*** PROVIDED MATERIAL Section Begins ***

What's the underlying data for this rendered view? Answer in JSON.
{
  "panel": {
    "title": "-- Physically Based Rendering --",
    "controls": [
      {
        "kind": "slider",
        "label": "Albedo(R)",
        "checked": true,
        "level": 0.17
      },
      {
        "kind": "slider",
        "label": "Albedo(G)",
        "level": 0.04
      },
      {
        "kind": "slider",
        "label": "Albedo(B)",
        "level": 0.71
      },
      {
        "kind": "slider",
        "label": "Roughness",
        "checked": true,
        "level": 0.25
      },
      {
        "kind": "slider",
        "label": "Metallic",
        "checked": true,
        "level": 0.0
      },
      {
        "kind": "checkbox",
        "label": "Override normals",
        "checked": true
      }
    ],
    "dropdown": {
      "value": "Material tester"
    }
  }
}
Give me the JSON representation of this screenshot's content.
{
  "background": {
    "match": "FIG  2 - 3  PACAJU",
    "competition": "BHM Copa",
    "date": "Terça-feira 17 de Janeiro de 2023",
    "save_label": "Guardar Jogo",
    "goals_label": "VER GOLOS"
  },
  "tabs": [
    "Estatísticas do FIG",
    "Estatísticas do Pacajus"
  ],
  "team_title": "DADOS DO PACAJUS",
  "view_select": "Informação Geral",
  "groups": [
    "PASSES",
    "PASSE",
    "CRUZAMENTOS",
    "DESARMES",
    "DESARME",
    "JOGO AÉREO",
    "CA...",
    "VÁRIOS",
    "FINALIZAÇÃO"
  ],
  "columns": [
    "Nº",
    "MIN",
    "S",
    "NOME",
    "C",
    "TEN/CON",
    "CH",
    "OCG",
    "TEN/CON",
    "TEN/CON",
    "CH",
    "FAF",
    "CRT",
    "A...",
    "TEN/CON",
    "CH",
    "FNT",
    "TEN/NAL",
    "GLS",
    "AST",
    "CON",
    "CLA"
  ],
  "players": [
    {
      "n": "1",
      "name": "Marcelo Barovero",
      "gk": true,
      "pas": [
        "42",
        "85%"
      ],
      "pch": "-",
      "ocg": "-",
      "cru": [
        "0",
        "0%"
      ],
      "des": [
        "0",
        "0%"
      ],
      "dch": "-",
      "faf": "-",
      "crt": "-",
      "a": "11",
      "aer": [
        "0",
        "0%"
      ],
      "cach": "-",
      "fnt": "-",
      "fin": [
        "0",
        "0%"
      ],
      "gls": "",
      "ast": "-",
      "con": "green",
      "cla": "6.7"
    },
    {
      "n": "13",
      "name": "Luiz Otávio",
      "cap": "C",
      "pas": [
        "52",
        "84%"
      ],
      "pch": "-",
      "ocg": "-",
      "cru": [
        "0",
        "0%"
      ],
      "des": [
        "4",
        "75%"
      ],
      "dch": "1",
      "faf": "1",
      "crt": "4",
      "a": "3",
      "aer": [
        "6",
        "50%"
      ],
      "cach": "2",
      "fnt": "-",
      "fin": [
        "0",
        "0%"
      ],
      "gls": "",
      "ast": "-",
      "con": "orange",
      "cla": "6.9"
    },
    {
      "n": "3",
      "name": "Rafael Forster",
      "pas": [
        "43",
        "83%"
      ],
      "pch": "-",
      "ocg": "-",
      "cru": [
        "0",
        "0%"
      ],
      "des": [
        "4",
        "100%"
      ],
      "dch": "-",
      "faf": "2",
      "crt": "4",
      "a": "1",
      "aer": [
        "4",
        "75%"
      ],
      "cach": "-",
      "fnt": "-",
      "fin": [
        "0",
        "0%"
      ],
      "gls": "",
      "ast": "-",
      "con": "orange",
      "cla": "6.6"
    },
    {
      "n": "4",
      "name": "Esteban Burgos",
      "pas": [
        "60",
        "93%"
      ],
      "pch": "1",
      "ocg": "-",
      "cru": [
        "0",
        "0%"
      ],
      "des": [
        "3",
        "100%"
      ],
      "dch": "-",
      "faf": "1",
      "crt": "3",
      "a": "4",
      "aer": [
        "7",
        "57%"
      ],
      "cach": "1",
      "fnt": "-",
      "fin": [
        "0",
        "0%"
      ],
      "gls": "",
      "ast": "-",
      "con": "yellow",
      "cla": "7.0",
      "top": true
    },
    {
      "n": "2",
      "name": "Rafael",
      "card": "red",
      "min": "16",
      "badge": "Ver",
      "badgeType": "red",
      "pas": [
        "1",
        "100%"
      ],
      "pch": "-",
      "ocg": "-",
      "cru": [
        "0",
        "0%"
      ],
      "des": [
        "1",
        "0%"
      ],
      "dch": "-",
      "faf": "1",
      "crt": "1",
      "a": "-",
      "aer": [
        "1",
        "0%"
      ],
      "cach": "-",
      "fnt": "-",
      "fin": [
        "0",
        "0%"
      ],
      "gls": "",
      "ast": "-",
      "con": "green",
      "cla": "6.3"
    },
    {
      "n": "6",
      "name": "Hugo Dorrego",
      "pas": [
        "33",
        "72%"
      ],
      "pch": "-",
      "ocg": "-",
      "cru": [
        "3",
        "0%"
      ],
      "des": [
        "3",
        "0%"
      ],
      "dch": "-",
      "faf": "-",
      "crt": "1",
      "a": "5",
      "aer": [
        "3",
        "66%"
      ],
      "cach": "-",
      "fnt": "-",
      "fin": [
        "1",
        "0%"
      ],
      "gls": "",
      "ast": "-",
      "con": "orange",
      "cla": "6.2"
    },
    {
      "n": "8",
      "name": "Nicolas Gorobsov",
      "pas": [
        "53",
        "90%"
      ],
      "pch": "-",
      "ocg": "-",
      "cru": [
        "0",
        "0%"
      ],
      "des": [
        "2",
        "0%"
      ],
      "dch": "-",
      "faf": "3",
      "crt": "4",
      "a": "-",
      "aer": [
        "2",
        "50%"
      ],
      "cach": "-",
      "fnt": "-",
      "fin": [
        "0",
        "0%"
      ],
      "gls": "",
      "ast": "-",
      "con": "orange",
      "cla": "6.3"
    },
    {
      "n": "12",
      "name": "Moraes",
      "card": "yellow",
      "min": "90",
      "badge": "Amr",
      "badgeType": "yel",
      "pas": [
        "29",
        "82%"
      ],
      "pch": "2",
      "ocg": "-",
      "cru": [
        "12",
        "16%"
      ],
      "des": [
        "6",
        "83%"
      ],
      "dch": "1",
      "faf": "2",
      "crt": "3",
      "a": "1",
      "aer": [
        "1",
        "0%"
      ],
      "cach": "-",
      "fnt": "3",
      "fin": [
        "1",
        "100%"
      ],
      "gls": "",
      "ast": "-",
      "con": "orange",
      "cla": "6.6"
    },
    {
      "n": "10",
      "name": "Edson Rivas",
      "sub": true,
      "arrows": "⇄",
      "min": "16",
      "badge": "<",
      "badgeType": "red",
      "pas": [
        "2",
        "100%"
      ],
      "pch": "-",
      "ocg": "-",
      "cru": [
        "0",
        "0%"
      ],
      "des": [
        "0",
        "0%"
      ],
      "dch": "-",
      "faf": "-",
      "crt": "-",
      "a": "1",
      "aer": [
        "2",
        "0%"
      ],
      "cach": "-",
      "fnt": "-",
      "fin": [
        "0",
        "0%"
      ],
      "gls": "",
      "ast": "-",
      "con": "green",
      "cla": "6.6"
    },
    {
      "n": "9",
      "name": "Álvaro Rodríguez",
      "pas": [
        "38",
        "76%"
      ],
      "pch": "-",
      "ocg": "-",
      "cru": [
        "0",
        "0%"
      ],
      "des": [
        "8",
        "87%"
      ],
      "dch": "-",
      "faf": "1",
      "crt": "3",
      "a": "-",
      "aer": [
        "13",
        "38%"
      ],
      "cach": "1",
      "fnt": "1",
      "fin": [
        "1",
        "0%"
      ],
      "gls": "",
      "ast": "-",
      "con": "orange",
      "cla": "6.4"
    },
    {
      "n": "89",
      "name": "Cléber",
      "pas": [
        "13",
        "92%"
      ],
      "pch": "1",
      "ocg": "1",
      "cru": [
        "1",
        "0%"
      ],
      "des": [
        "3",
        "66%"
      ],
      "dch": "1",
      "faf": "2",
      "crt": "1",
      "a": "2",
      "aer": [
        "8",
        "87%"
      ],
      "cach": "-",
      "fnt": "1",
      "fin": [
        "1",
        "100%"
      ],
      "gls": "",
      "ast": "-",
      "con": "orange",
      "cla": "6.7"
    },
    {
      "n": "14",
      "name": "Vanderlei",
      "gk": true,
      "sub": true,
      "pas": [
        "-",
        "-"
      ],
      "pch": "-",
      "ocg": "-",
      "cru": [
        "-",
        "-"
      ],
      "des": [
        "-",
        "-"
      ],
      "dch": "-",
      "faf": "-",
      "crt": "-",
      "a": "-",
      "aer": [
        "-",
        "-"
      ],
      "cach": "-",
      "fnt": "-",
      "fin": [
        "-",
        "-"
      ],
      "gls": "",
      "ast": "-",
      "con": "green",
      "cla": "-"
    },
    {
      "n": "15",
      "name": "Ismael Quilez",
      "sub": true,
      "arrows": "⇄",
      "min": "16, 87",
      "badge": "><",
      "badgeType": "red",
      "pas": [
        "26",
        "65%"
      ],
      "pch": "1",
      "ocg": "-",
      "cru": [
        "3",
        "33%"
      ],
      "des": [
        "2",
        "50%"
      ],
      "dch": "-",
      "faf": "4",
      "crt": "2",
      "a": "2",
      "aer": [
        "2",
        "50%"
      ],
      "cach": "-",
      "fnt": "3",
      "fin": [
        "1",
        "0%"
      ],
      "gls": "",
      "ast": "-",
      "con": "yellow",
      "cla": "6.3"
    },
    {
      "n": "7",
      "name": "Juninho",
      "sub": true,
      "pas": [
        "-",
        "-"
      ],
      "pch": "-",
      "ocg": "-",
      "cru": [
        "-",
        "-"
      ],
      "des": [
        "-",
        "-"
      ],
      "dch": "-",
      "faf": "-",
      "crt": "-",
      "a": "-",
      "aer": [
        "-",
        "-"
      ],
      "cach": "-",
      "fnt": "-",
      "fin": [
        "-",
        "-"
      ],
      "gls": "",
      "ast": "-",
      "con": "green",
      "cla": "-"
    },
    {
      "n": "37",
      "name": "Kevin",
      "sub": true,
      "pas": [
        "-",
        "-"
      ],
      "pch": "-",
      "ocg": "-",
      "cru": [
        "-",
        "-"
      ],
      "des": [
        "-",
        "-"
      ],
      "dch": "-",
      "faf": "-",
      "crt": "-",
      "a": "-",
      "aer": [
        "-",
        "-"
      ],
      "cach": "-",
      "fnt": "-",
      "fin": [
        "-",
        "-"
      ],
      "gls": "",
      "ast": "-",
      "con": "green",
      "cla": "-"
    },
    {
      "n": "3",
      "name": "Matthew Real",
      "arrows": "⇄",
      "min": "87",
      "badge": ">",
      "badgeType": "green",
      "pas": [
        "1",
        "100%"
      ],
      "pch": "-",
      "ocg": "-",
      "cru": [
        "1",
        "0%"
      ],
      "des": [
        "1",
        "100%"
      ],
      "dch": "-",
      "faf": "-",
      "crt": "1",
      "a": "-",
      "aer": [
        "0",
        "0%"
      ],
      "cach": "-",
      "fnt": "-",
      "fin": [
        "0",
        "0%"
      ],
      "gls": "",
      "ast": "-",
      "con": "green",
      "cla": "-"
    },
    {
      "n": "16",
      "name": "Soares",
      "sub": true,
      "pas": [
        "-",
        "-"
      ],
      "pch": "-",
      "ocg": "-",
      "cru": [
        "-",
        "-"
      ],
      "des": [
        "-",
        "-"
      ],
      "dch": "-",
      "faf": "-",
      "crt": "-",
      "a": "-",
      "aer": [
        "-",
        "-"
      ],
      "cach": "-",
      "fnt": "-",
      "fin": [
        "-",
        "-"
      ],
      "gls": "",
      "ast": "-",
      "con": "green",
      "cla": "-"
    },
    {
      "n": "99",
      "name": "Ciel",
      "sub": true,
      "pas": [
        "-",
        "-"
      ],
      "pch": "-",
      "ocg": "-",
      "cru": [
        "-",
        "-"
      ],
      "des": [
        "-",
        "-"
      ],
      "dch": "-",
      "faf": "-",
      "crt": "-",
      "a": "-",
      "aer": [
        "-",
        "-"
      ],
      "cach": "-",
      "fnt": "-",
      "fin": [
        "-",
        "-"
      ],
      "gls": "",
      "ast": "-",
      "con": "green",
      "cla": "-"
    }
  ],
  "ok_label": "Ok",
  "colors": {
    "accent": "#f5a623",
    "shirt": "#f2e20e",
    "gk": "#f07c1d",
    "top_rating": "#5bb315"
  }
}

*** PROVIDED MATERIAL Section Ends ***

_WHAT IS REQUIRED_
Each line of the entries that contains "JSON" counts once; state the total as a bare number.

_EXERCISE OUTPUT_
2